DATA LISTING:
=-=-=-=-=
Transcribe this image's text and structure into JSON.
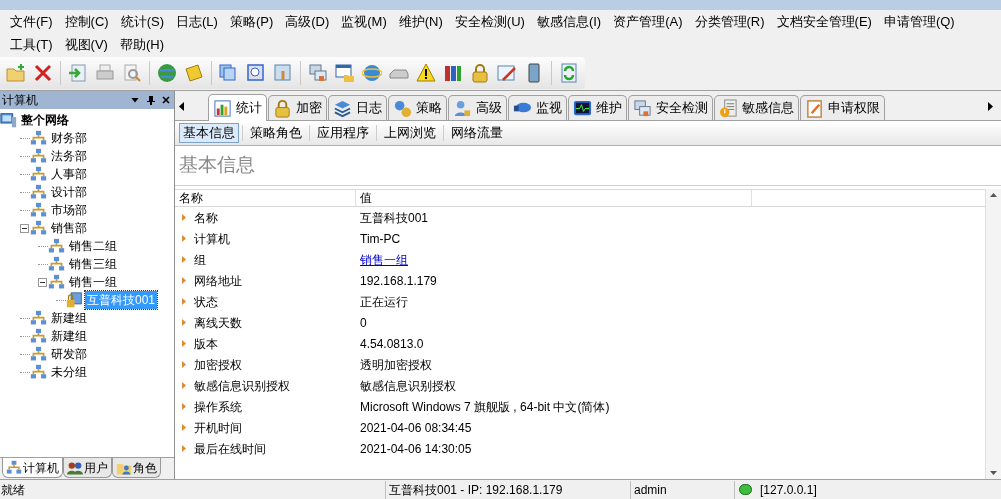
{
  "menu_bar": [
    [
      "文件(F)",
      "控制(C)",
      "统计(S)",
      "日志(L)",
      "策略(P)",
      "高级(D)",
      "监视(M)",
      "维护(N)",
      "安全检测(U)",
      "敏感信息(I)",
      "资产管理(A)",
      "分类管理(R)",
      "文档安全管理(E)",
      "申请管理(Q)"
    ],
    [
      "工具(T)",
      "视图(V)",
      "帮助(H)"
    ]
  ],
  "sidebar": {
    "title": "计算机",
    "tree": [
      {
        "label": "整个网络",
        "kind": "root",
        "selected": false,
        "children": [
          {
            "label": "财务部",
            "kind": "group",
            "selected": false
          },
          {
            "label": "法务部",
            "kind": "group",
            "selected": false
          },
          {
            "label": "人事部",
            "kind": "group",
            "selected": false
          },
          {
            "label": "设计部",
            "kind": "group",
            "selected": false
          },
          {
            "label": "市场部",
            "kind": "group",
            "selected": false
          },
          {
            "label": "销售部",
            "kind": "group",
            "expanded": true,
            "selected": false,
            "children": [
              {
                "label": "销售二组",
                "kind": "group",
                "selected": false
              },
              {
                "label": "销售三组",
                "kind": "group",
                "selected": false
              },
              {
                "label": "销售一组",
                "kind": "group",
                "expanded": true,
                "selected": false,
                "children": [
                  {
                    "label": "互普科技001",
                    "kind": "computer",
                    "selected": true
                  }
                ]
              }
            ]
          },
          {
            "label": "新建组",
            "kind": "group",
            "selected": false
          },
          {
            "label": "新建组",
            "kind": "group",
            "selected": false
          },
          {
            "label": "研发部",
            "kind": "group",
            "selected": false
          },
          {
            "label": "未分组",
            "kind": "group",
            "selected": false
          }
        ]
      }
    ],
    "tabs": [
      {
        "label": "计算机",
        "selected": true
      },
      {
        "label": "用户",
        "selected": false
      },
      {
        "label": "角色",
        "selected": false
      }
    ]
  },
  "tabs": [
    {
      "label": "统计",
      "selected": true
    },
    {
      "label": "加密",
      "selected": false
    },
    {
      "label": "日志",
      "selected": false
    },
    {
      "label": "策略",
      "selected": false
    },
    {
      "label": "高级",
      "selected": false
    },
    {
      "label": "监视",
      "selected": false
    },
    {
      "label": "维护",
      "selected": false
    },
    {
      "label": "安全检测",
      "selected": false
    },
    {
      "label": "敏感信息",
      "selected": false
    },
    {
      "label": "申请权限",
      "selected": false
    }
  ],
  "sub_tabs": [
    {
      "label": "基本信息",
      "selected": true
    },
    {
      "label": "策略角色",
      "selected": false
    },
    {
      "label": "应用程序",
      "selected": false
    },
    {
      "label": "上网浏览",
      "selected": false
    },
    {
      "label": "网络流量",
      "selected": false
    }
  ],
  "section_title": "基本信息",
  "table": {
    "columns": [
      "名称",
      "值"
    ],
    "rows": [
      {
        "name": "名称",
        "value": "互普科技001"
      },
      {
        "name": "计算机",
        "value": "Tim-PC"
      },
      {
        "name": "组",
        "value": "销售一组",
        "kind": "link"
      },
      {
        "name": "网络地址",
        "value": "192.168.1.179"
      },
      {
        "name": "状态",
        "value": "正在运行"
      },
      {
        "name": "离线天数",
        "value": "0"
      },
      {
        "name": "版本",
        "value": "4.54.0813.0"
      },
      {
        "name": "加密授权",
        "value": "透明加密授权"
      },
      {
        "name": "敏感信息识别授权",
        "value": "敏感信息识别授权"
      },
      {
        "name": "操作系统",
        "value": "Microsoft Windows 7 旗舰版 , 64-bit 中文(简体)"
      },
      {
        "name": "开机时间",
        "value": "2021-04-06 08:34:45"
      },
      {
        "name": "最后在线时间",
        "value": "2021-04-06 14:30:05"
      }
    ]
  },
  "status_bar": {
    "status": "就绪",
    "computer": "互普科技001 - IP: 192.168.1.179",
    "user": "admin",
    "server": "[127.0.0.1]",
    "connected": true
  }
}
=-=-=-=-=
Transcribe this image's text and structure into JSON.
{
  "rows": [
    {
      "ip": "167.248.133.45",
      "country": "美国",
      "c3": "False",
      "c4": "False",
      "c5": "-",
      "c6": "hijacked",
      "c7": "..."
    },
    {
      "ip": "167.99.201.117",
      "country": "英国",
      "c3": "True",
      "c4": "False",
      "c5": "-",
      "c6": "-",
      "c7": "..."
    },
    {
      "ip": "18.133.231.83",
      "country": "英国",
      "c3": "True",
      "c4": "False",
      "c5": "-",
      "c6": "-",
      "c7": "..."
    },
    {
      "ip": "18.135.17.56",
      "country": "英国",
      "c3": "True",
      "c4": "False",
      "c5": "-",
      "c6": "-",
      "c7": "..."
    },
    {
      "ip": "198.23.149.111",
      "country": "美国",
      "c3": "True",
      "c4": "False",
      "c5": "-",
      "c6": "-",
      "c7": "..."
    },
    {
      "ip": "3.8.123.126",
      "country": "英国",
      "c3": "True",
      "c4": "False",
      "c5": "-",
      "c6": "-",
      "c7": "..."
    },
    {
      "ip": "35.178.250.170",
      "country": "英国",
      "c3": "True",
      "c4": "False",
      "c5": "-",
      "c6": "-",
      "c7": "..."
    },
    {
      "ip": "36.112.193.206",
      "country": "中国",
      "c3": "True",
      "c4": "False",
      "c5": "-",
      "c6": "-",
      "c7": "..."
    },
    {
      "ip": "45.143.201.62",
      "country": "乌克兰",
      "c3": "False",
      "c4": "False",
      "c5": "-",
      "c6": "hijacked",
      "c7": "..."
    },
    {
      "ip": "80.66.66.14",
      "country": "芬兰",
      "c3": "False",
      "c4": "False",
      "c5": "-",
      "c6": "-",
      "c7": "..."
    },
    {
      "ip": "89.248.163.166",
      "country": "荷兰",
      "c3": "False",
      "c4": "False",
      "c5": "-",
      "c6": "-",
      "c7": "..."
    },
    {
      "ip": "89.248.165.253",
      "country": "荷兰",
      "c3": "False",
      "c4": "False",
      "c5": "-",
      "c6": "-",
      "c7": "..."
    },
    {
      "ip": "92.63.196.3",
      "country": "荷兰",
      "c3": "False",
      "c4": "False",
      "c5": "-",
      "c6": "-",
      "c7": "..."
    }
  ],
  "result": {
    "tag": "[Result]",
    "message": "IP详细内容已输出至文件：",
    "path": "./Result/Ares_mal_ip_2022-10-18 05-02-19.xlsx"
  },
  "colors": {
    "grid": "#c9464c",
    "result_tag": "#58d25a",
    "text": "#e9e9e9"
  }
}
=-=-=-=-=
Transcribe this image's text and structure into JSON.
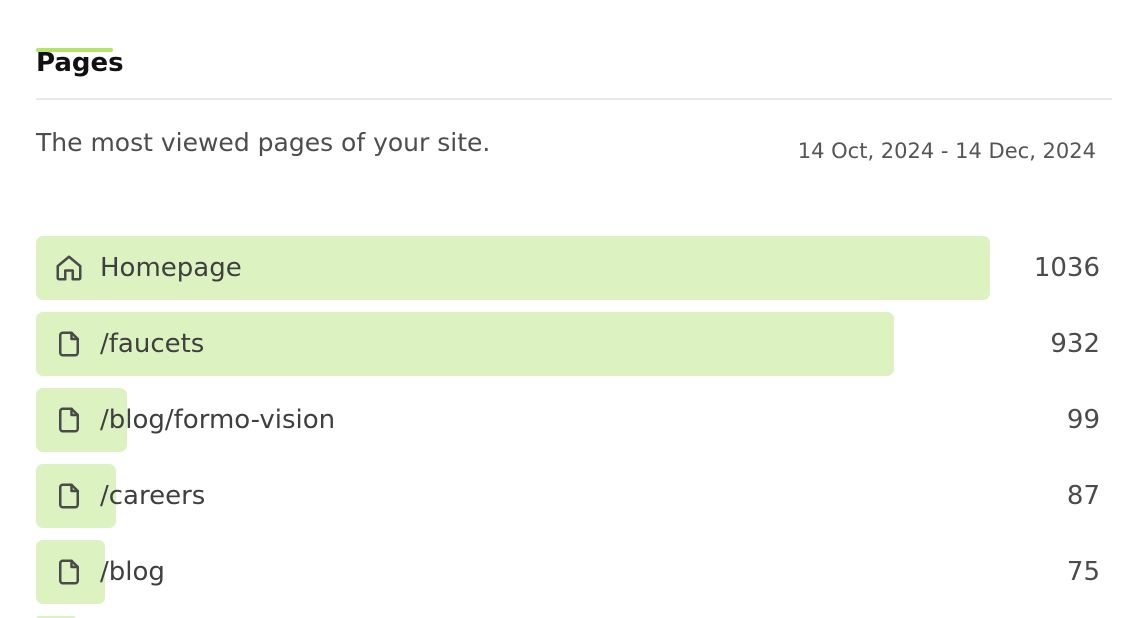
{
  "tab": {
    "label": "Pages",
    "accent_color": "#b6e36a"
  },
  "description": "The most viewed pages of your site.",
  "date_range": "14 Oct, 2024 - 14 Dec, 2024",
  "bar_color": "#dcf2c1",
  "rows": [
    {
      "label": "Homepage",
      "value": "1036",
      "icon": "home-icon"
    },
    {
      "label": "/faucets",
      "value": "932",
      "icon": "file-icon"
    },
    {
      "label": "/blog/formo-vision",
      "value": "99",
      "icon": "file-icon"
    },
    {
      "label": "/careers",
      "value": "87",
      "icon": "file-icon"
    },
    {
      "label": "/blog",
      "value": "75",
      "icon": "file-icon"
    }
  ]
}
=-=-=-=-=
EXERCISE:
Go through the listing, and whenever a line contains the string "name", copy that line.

ANSWER BOX:
        "name": "名称",
        "name": "计算机",
        "name": "组",
        "name": "网络地址",
        "name": "状态",
        "name": "离线天数",
        "name": "版本",
        "name": "加密授权",
        "name": "敏感信息识别授权",
        "name": "操作系统",
        "name": "开机时间",
        "name": "最后在线时间",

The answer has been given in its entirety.